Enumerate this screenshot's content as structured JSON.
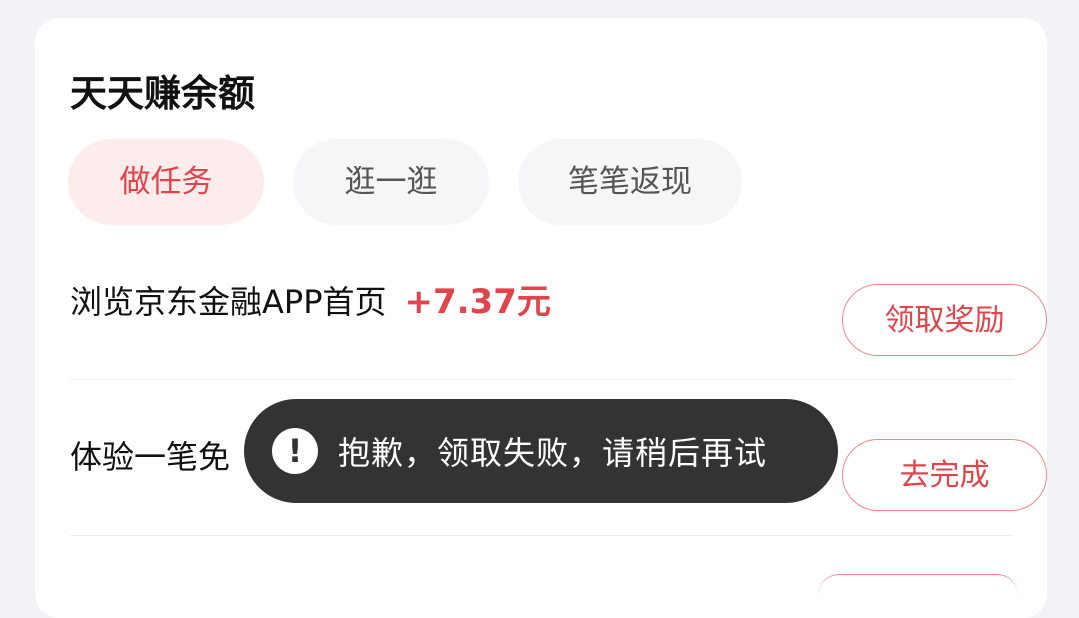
{
  "section": {
    "title": "天天赚余额"
  },
  "tabs": [
    {
      "label": "做任务",
      "active": true
    },
    {
      "label": "逛一逛",
      "active": false
    },
    {
      "label": "笔笔返现",
      "active": false
    }
  ],
  "tasks": [
    {
      "title": "浏览京东金融APP首页",
      "reward": "+7.37元",
      "button": "领取奖励"
    },
    {
      "title": "体验一笔免",
      "reward": "",
      "button": "去完成"
    }
  ],
  "toast": {
    "icon": "exclamation-icon",
    "icon_glyph": "!",
    "message": "抱歉，领取失败，请稍后再试"
  },
  "colors": {
    "accent": "#e0454b",
    "tab_active_bg": "#fdecec",
    "toast_bg": "#333333",
    "page_bg": "#f2f2f7"
  }
}
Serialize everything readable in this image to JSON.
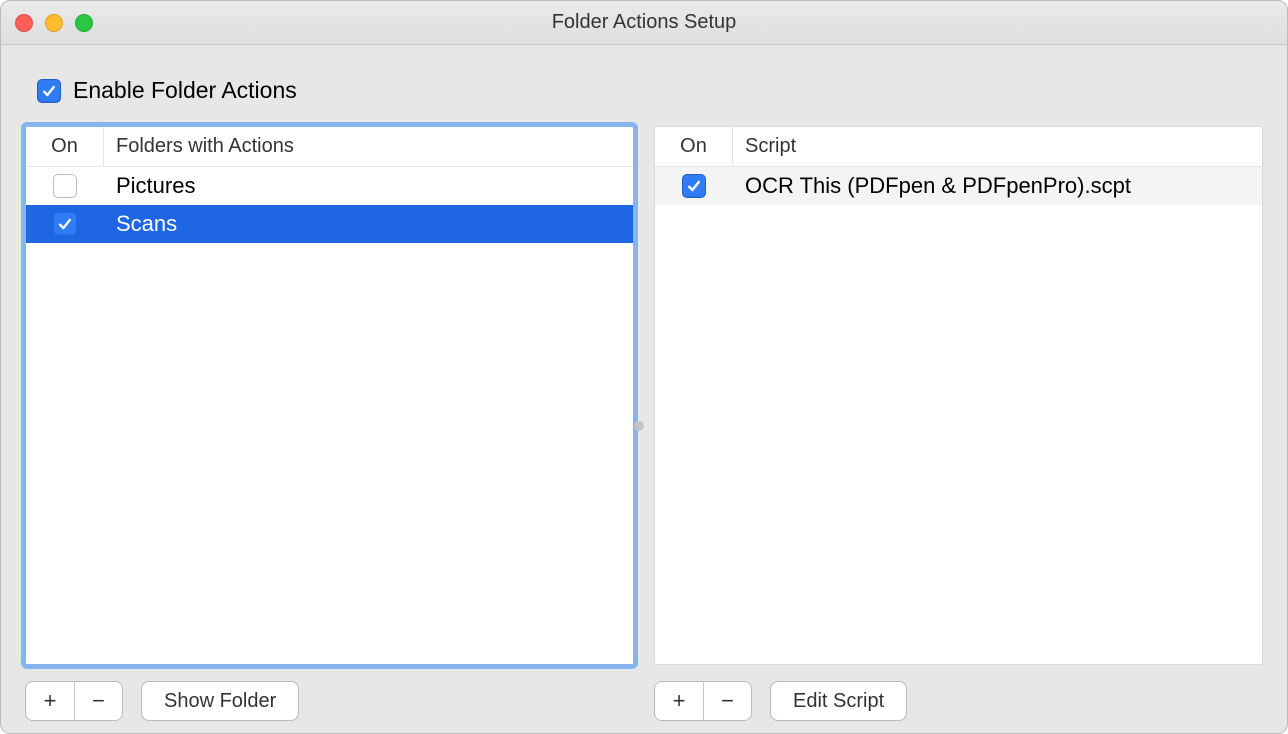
{
  "window": {
    "title": "Folder Actions Setup"
  },
  "enable": {
    "label": "Enable Folder Actions",
    "checked": true
  },
  "folders_panel": {
    "header": {
      "on": "On",
      "name": "Folders with Actions"
    },
    "rows": [
      {
        "on": false,
        "name": "Pictures",
        "selected": false
      },
      {
        "on": true,
        "name": "Scans",
        "selected": true
      }
    ],
    "add_glyph": "+",
    "remove_glyph": "−",
    "action_button": "Show Folder"
  },
  "scripts_panel": {
    "header": {
      "on": "On",
      "name": "Script"
    },
    "rows": [
      {
        "on": true,
        "name": "OCR This (PDFpen & PDFpenPro).scpt",
        "selected": false,
        "striped": true
      }
    ],
    "add_glyph": "+",
    "remove_glyph": "−",
    "action_button": "Edit Script"
  }
}
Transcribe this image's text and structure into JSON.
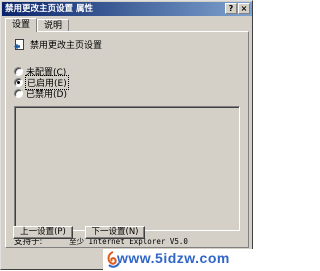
{
  "window": {
    "title": "禁用更改主页设置 属性",
    "help_btn": "?",
    "close_btn": "×"
  },
  "tabs": [
    {
      "label": "设置",
      "active": true
    },
    {
      "label": "说明",
      "active": false
    }
  ],
  "policy": {
    "name": "禁用更改主页设置",
    "icon": "policy-document-icon"
  },
  "options": [
    {
      "label": "未配置(C)",
      "selected": false
    },
    {
      "label": "已启用(E)",
      "selected": true
    },
    {
      "label": "已禁用(D)",
      "selected": false
    }
  ],
  "supported": {
    "label": "支持于:",
    "value": "至少 Internet Explorer V5.0"
  },
  "buttons": {
    "prev": "上一设置(P)",
    "next": "下一设置(N)"
  },
  "watermark": {
    "text": "www.5idzw.com"
  },
  "colors": {
    "titlebar_start": "#0a246a",
    "titlebar_end": "#7da2ce",
    "face": "#d4d0c8",
    "watermark": "#2f66c8"
  }
}
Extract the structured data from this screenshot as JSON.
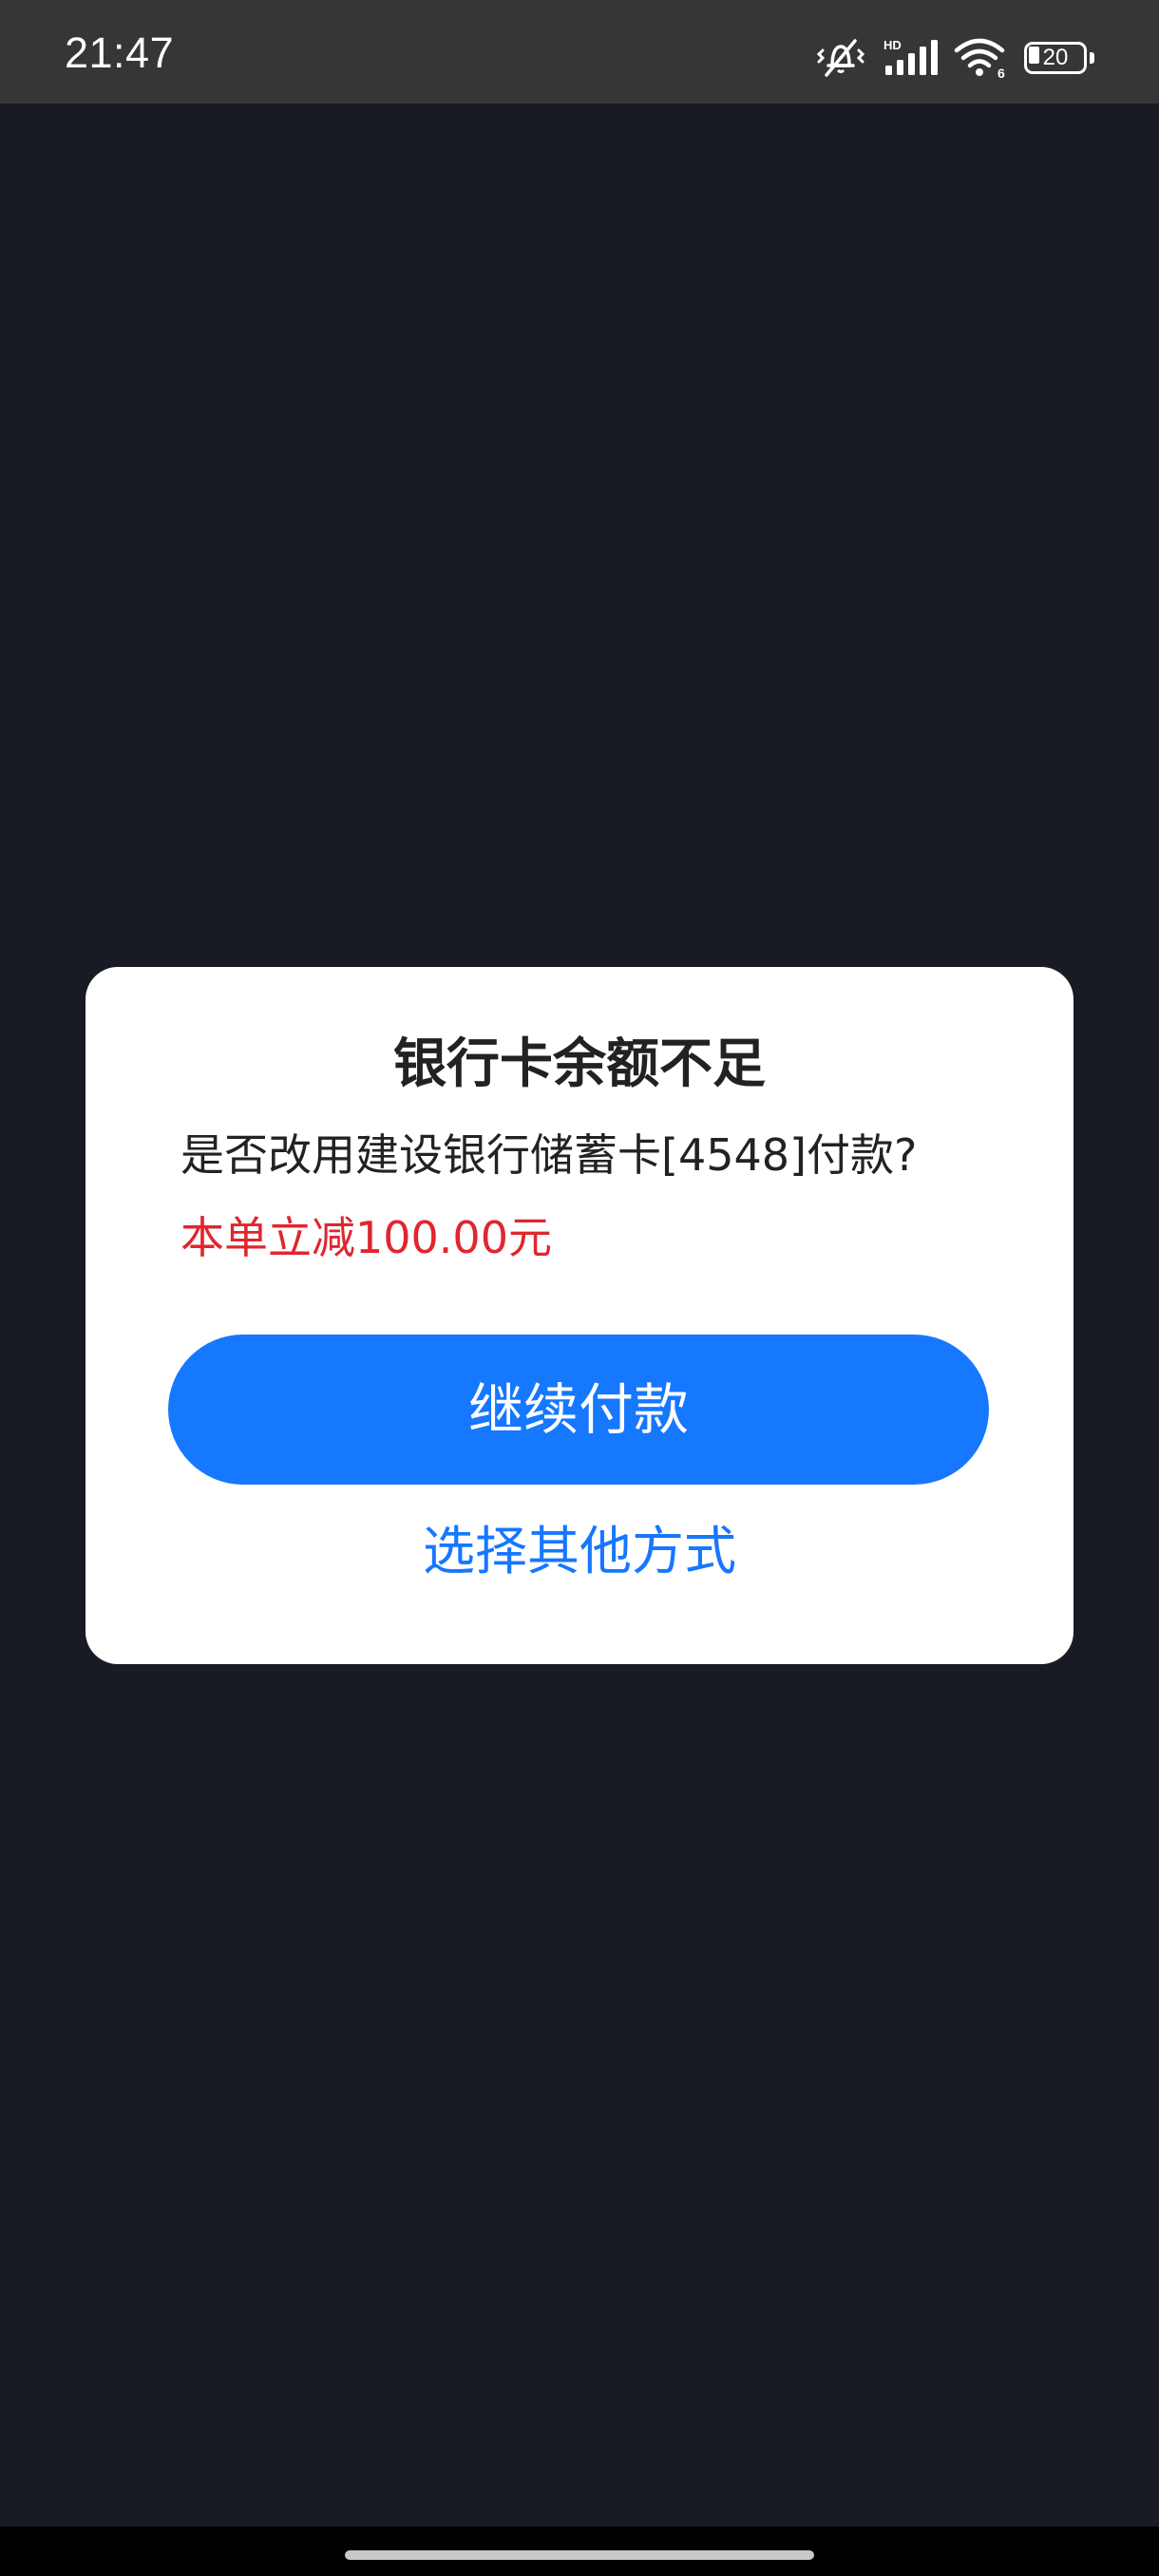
{
  "status_bar": {
    "time": "21:47",
    "icons": [
      "mute-vibrate-icon",
      "hd-signal-icon",
      "wifi-6-icon",
      "battery-icon"
    ],
    "hd_label": "HD",
    "wifi_label": "6",
    "battery_level": "20",
    "battery_fraction": 0.2
  },
  "dialog": {
    "title": "银行卡余额不足",
    "message": "是否改用建设银行储蓄卡[4548]付款?",
    "discount": "本单立减100.00元",
    "primary_button": "继续付款",
    "secondary_link": "选择其他方式"
  },
  "colors": {
    "background": "#181a24",
    "status_bar": "#363636",
    "primary": "#1677ff",
    "discount": "#e0262e"
  }
}
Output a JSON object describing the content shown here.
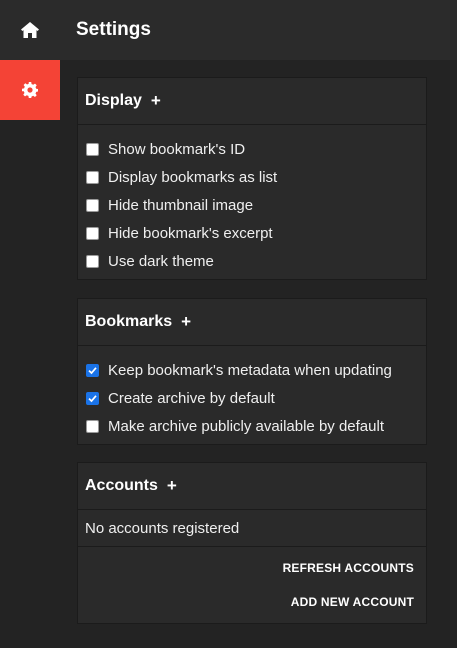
{
  "app": {
    "title": "Settings"
  },
  "sidebar": {
    "items": [
      {
        "icon": "home-icon",
        "active": false
      },
      {
        "icon": "gear-icon",
        "active": true
      }
    ],
    "accent": "#f44336"
  },
  "display": {
    "title": "Display",
    "expand": "+",
    "options": [
      {
        "label": "Show bookmark's ID",
        "checked": false
      },
      {
        "label": "Display bookmarks as list",
        "checked": false
      },
      {
        "label": "Hide thumbnail image",
        "checked": false
      },
      {
        "label": "Hide bookmark's excerpt",
        "checked": false
      },
      {
        "label": "Use dark theme",
        "checked": false
      }
    ]
  },
  "bookmarks": {
    "title": "Bookmarks",
    "expand": "+",
    "options": [
      {
        "label": "Keep bookmark's metadata when updating",
        "checked": true
      },
      {
        "label": "Create archive by default",
        "checked": true
      },
      {
        "label": "Make archive publicly available by default",
        "checked": false
      }
    ]
  },
  "accounts": {
    "title": "Accounts",
    "expand": "+",
    "empty_message": "No accounts registered",
    "refresh_label": "REFRESH ACCOUNTS",
    "add_label": "ADD NEW ACCOUNT"
  }
}
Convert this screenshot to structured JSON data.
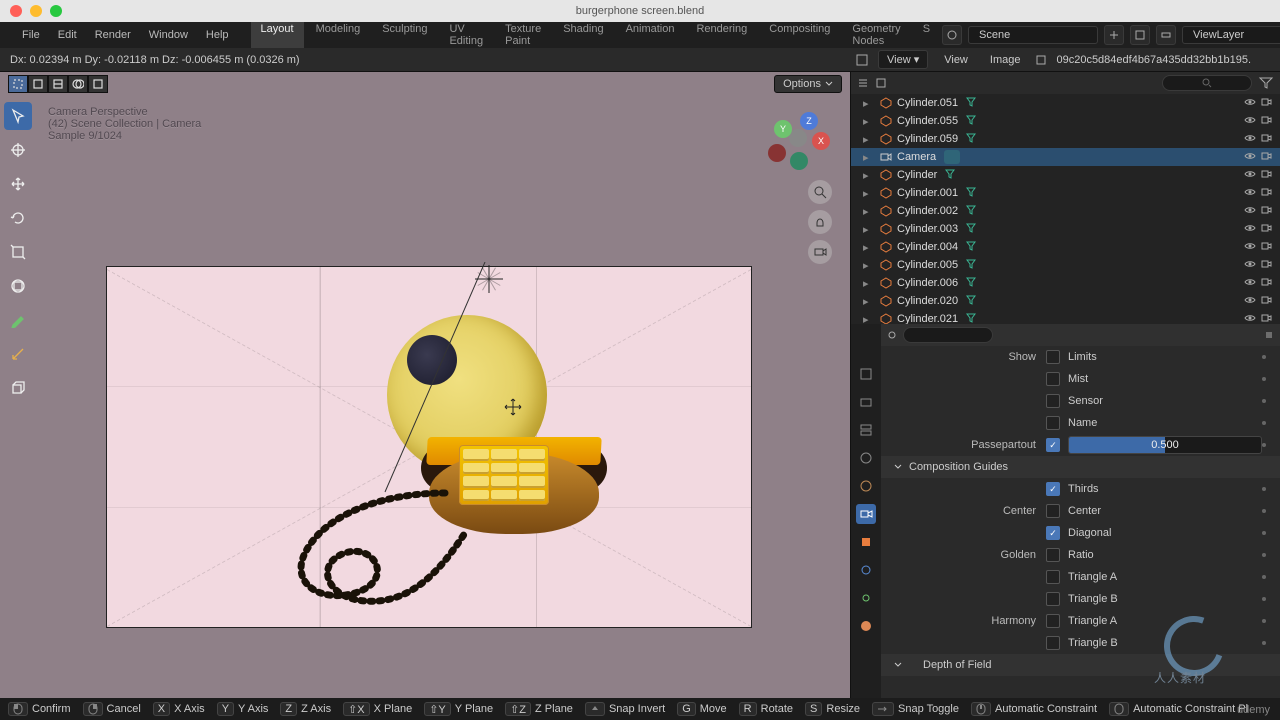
{
  "window": {
    "title": "burgerphone screen.blend"
  },
  "menu": {
    "file": "File",
    "edit": "Edit",
    "render": "Render",
    "window": "Window",
    "help": "Help"
  },
  "workspaces": {
    "items": [
      "Layout",
      "Modeling",
      "Sculpting",
      "UV Editing",
      "Texture Paint",
      "Shading",
      "Animation",
      "Rendering",
      "Compositing",
      "Geometry Nodes",
      "S"
    ],
    "active": "Layout"
  },
  "scene_field": "Scene",
  "viewlayer_field": "ViewLayer",
  "image_header": {
    "view": "View",
    "view_menu": "View",
    "image": "Image",
    "dropdown": "View ▾",
    "image_slot": "09c20c5d84edf4b67a435dd32bb1b195."
  },
  "transform": {
    "text": "Dx: 0.02394 m   Dy: -0.02118 m   Dz: -0.006455 m (0.0326 m)"
  },
  "options_label": "Options",
  "overlay": {
    "line1": "Camera Perspective",
    "line2": "(42) Scene Collection | Camera",
    "line3": "Sample 9/1024"
  },
  "gizmo": {
    "x": "X",
    "y": "Y",
    "z": "Z"
  },
  "outliner": {
    "items": [
      {
        "name": "Cylinder.051",
        "type": "mesh"
      },
      {
        "name": "Cylinder.055",
        "type": "mesh"
      },
      {
        "name": "Cylinder.059",
        "type": "mesh"
      },
      {
        "name": "Camera",
        "type": "camera",
        "selected": true
      },
      {
        "name": "Cylinder",
        "type": "mesh"
      },
      {
        "name": "Cylinder.001",
        "type": "mesh"
      },
      {
        "name": "Cylinder.002",
        "type": "mesh"
      },
      {
        "name": "Cylinder.003",
        "type": "mesh"
      },
      {
        "name": "Cylinder.004",
        "type": "mesh"
      },
      {
        "name": "Cylinder.005",
        "type": "mesh"
      },
      {
        "name": "Cylinder.006",
        "type": "mesh"
      },
      {
        "name": "Cylinder.020",
        "type": "mesh"
      },
      {
        "name": "Cylinder.021",
        "type": "mesh"
      }
    ]
  },
  "props": {
    "show_label": "Show",
    "show_limits": "Limits",
    "show_mist": "Mist",
    "show_sensor": "Sensor",
    "show_name": "Name",
    "passepartout": "Passepartout",
    "passepartout_val": "0.500",
    "comp_guides": "Composition Guides",
    "thirds": "Thirds",
    "center_lbl": "Center",
    "center": "Center",
    "diagonal": "Diagonal",
    "golden_lbl": "Golden",
    "ratio": "Ratio",
    "triA": "Triangle A",
    "triB": "Triangle B",
    "harmony_lbl": "Harmony",
    "harmA": "Triangle A",
    "harmB": "Triangle B",
    "dof": "Depth of Field"
  },
  "statusbar": {
    "confirm": "Confirm",
    "cancel": "Cancel",
    "x": "X Axis",
    "y": "Y Axis",
    "z": "Z Axis",
    "xp": "X Plane",
    "yp": "Y Plane",
    "zp": "Z Plane",
    "snapinv": "Snap Invert",
    "move": "Move",
    "rotate": "Rotate",
    "resize": "Resize",
    "snaptog": "Snap Toggle",
    "autoconst": "Automatic Constraint",
    "autoconstp": "Automatic Constraint Pl",
    "keys": {
      "x": "X",
      "y": "Y",
      "z": "Z",
      "sx": "⇧X",
      "sy": "⇧Y",
      "sz": "⇧Z",
      "g": "G",
      "r": "R",
      "s": "S"
    }
  },
  "watermark": {
    "txt": "人人素材"
  },
  "udemy": "ûdemy"
}
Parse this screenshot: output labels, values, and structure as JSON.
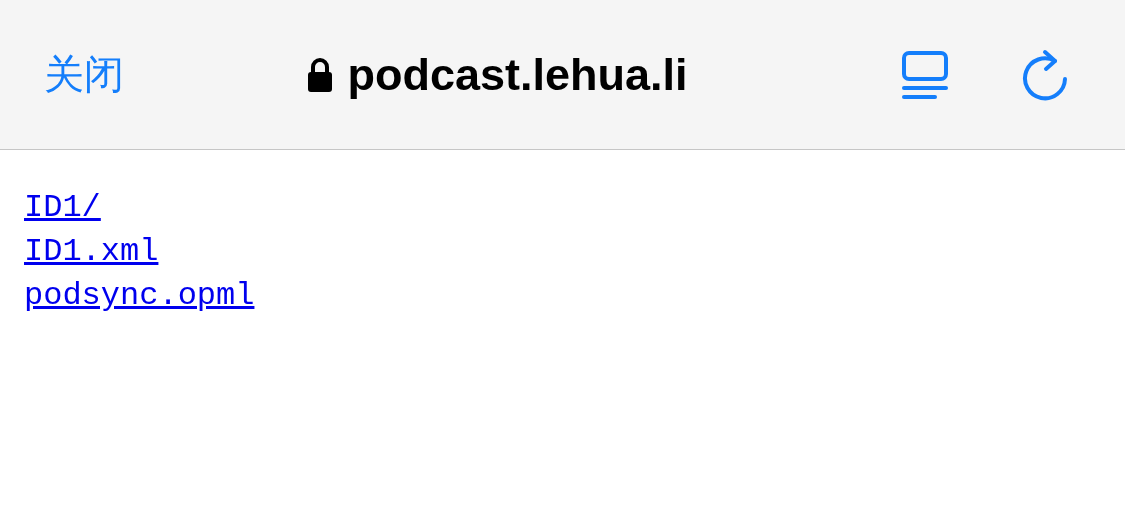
{
  "header": {
    "close_label": "关闭",
    "url": "podcast.lehua.li",
    "secure": true
  },
  "links": [
    {
      "label": "ID1/"
    },
    {
      "label": "ID1.xml"
    },
    {
      "label": "podsync.opml"
    }
  ]
}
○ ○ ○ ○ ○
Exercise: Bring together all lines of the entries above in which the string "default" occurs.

Your response:
        "label": "Create archive by default",
        "label": "Make archive publicly available by default",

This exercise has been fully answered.